Preventing Illegal Broadcast Levels

Broadcast facilities have limits on the maximum values of luma and chroma that are allowable for broadcast. If a video exceeds these limits, distortion can appear in the form of colors bleeding into one another, the whites and blacks of your program washing out, or the picture signal bleeding into the audio signal and causing audible distortion. In all these cases, exceeding standard signal levels can result in unacceptable transmission quality.

For this reason, as you are performing color correction on clips in your edited sequence, you need to make sure that the luma and chroma levels of your video stay within the parameters referred to as broadcast-legal, or acceptable for broadcast. It is easy to inadvertently push the levels of clips in your sequence too high, so it’s important to use Final Cut Pro scopes and range-checking options to make sure that the luma and chroma levels you set stay legal.

Legal Broadcast Colors

A mistake beginners often make when creating graphics for video is to use colors that are vivid on the computer display, but have chroma and luma levels that are outside of the “legal” range of color that can be broadcast. Broadcasters must adhere to these specifications or risk fines from the FCC. Therefore, if you submit a tape with signals out of specification, it may not be accepted.

Many graphics and compositing applications have a “broadcast safe” filter that you can use to limit the color range of a graphic so that it will be broadcast properly without distortion. However, you should use these filters only as a last resort. It’s best to be aware of the specifications of the video signal and keep your chroma and luma values within proper limits.
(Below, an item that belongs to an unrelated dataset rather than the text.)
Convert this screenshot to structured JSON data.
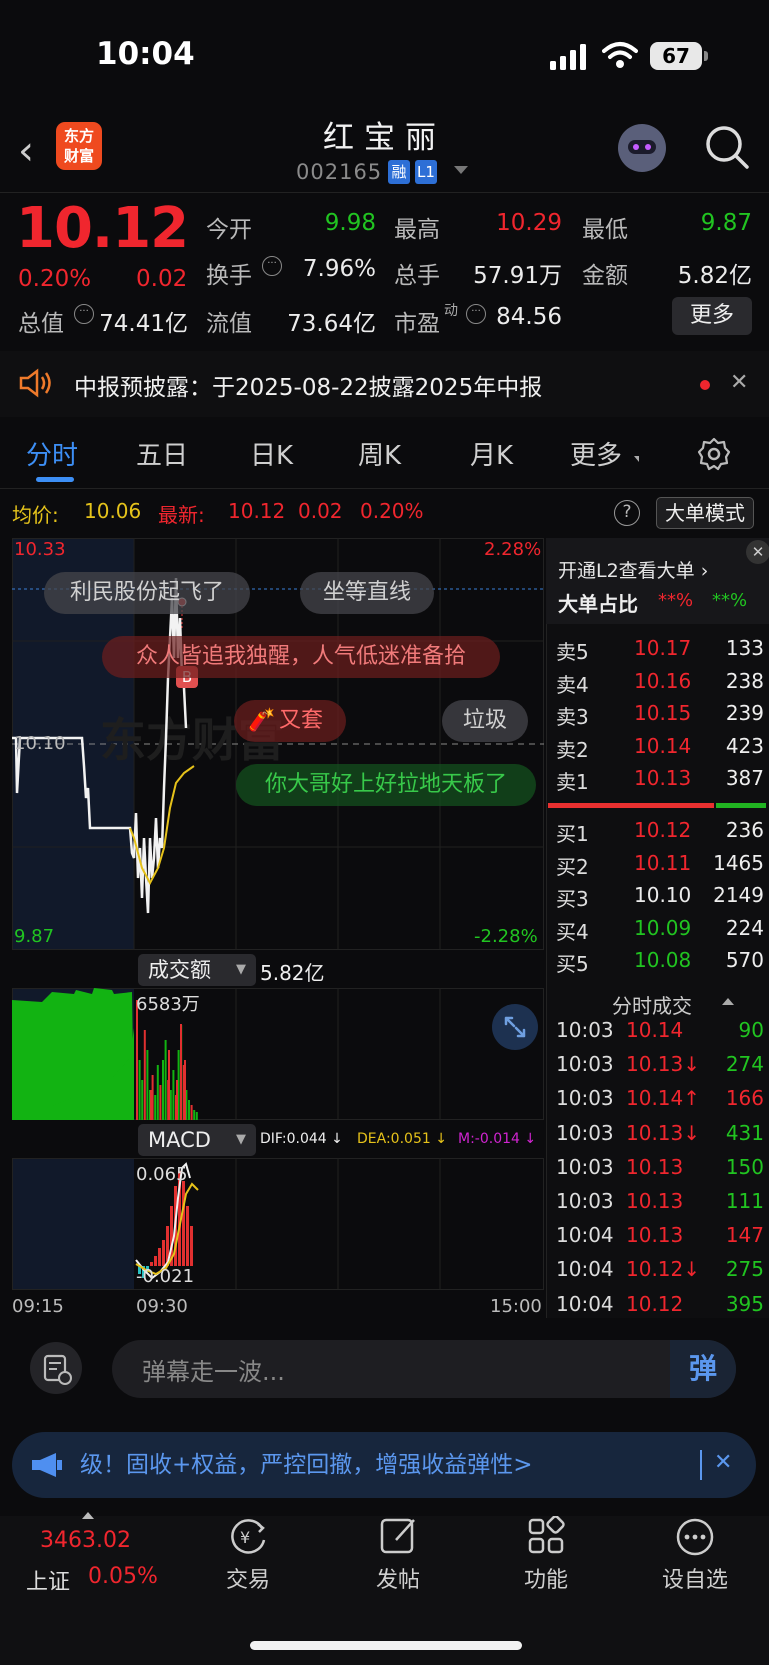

If your program has been accepted for broadcast, you can usually get a set of guidelines specifying the broadcaster’s criteria for a legal video signal. The Corporation for Public Broadcasting has a frequently cited set of guidelines for defining what levels of luma and chroma are acceptable for broadcast. You will probably be in the clear with most broadcasters if your program adheres to these guidelines, since they are fairly conservative. Other broadcast companies publish their own guidelines.